§ **Work request**
Note every line in the entries that contains the string "memorable", and copy it.

App and web page records:
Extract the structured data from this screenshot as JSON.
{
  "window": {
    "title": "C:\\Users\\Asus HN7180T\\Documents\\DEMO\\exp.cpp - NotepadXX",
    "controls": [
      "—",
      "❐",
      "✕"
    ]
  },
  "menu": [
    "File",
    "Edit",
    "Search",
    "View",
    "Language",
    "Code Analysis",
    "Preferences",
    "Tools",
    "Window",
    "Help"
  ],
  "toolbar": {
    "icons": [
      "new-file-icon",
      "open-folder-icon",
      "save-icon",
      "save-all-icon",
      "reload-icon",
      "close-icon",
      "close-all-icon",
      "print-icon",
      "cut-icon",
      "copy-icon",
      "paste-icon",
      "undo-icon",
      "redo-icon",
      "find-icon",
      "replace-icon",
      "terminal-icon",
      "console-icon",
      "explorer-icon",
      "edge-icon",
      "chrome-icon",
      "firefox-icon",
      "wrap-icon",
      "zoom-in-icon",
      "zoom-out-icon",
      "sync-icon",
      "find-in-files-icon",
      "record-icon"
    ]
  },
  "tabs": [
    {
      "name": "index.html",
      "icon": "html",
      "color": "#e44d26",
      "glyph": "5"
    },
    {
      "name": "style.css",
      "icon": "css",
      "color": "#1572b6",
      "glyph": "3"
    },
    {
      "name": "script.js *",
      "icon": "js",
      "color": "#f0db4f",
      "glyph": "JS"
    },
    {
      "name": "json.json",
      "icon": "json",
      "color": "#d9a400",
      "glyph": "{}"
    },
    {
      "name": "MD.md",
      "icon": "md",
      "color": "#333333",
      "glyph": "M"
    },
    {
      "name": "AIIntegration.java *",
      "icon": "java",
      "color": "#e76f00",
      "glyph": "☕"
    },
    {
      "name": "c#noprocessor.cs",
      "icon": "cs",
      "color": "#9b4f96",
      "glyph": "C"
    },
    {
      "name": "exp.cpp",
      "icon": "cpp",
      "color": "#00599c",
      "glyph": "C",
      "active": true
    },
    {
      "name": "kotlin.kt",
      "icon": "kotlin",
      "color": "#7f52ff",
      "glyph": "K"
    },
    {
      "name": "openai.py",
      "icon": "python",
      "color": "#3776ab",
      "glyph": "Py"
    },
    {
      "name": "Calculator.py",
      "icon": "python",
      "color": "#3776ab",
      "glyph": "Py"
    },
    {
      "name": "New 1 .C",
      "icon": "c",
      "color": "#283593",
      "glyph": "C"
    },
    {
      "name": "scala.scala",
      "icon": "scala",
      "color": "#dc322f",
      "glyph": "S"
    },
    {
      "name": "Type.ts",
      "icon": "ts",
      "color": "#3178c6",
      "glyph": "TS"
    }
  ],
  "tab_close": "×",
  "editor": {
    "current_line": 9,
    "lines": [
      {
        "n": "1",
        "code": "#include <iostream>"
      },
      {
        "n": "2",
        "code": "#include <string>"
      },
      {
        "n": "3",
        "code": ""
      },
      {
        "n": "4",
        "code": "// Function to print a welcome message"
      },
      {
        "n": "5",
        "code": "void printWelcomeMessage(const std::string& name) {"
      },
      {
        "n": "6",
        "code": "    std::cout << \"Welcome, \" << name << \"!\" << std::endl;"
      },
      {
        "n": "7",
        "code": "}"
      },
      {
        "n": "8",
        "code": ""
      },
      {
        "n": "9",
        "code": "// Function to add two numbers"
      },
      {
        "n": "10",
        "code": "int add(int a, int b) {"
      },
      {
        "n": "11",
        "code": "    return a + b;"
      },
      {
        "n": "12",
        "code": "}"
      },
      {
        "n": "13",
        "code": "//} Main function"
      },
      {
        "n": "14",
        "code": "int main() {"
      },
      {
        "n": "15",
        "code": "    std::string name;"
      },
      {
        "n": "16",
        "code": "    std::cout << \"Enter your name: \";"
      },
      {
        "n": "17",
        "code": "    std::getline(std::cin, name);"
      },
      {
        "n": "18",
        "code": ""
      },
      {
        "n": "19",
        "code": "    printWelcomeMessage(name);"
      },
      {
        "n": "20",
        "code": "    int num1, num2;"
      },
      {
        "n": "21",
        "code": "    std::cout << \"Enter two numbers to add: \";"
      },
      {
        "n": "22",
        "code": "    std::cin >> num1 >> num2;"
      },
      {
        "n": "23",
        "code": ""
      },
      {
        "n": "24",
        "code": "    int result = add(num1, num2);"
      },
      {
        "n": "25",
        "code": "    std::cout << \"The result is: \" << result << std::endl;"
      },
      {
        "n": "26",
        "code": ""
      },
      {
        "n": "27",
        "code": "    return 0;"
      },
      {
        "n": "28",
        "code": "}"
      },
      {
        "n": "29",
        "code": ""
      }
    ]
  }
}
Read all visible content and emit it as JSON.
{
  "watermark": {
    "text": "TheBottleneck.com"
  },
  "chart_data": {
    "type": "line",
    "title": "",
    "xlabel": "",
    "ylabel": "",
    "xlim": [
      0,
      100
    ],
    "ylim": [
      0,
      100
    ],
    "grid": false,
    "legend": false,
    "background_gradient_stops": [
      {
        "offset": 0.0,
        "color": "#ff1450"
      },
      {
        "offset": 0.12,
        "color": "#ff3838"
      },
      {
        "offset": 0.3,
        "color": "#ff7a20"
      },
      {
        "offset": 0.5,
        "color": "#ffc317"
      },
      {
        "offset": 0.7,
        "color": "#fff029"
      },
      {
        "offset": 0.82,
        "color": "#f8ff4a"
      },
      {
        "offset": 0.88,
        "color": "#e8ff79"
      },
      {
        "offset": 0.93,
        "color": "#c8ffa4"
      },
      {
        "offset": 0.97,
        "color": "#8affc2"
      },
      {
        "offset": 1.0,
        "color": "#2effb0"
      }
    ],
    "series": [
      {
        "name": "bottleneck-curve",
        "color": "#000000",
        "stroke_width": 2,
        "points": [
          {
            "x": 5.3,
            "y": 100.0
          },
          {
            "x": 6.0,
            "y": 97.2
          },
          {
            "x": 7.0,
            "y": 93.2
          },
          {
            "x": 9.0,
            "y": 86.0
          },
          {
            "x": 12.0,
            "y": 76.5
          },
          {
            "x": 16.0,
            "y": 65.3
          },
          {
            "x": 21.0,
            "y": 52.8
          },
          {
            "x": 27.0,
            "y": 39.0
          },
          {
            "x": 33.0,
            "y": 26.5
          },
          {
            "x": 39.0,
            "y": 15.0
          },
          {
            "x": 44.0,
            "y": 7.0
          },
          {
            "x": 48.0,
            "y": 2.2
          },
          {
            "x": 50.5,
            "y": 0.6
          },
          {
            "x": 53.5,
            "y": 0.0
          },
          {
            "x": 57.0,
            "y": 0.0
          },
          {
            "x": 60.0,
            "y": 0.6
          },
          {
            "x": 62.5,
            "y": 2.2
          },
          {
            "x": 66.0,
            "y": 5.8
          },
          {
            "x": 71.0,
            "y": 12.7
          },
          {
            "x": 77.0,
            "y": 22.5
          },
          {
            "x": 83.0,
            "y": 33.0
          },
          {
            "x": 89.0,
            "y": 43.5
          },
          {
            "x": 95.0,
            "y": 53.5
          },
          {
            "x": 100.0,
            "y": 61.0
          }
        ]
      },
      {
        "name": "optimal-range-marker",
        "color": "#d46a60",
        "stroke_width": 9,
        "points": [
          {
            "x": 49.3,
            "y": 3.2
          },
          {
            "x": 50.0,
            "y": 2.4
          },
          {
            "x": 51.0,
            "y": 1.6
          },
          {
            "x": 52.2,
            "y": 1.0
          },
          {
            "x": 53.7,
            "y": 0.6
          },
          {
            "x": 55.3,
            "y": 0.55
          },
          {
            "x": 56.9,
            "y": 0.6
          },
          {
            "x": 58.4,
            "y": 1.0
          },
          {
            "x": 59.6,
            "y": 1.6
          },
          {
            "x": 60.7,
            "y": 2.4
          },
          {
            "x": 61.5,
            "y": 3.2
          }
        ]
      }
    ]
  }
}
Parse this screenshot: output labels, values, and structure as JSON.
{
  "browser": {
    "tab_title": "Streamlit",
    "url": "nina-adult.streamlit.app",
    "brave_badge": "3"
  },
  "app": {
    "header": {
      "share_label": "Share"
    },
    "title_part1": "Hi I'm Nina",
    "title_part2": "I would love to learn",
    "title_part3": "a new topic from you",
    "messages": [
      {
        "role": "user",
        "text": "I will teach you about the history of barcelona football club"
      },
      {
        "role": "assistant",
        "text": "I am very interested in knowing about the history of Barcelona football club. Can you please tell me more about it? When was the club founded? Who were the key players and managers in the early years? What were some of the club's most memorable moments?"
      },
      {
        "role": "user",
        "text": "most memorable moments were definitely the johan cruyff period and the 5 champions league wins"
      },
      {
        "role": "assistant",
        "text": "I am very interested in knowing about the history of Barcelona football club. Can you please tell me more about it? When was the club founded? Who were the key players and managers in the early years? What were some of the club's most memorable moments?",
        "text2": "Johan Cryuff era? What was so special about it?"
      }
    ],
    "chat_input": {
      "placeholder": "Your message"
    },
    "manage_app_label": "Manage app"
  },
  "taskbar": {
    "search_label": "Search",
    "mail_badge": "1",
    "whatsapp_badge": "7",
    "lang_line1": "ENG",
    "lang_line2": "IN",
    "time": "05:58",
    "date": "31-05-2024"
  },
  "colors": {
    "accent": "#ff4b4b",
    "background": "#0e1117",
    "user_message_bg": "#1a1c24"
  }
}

§ **Written response**
        "text": "I am very interested in knowing about the history of Barcelona football club. Can you please tell me more about it? When was the club founded? Who were the key players and managers in the early years? What were some of the club's most memorable moments?"
        "text": "most memorable moments were definitely the johan cruyff period and the 5 champions league wins"
        "text": "I am very interested in knowing about the history of Barcelona football club. Can you please tell me more about it? When was the club founded? Who were the key players and managers in the early years? What were some of the club's most memorable moments?",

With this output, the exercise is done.